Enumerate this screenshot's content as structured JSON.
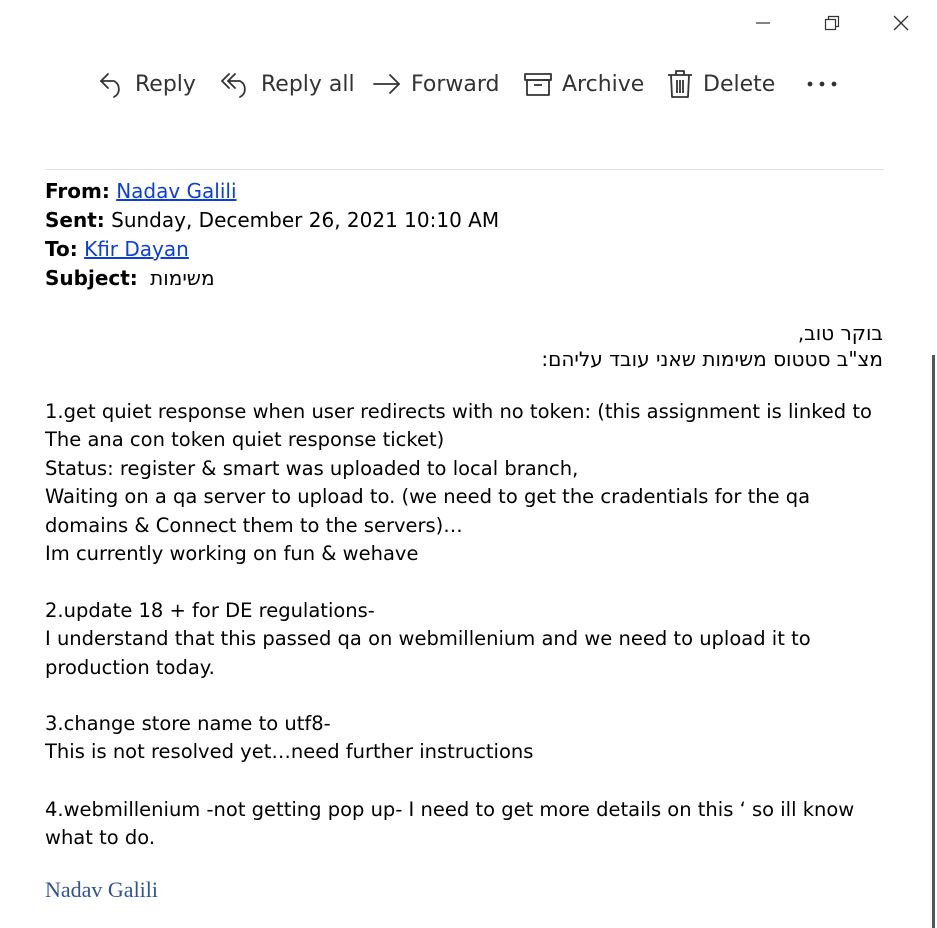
{
  "window_controls": {
    "minimize": "minimize",
    "restore": "restore",
    "close": "close"
  },
  "toolbar": {
    "reply": "Reply",
    "reply_all": "Reply all",
    "forward": "Forward",
    "archive": "Archive",
    "delete": "Delete"
  },
  "header": {
    "from_label": "From:",
    "from_name": "Nadav Galili",
    "sent_label": "Sent:",
    "sent_value": "Sunday, December 26, 2021 10:10 AM",
    "to_label": "To:",
    "to_name": "Kfir Dayan",
    "subject_label": "Subject:",
    "subject_value": "משימות"
  },
  "greeting": {
    "line1": "בוקר טוב,",
    "line2": "מצ\"ב סטטוס משימות שאני עובד עליהם:"
  },
  "items": [
    {
      "lines": [
        "1.get quiet response when user redirects with no token: (this assignment is linked to",
        "The ana con token quiet response ticket)",
        "Status: register & smart was uploaded to local branch,",
        "Waiting on a qa server to upload to. (we need to get the cradentials for the qa domains & Connect them to the servers)…",
        "Im currently working on fun & wehave"
      ]
    },
    {
      "lines": [
        "2.update 18 + for DE regulations-",
        "I understand that this passed qa on webmillenium and we need to upload it to production today."
      ]
    },
    {
      "lines": [
        "3.change store name to utf8-",
        "This is not resolved yet…need further instructions"
      ]
    },
    {
      "lines": [
        "4.webmillenium -not getting pop up- I need to get more details on this ‘ so ill know what to do."
      ]
    }
  ],
  "signature": "Nadav Galili",
  "icons": [
    "minimize-icon",
    "restore-icon",
    "close-icon",
    "reply-icon",
    "reply-all-icon",
    "forward-icon",
    "archive-icon",
    "delete-icon",
    "more-icon"
  ],
  "colors": {
    "link": "#0b3fd9",
    "signature": "#2f5597",
    "toolbar_text": "#333333"
  }
}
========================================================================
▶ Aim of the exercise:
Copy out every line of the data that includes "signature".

▶ Exercise result:
  "signature": "Nadav Galili",
    "signature": "#2f5597",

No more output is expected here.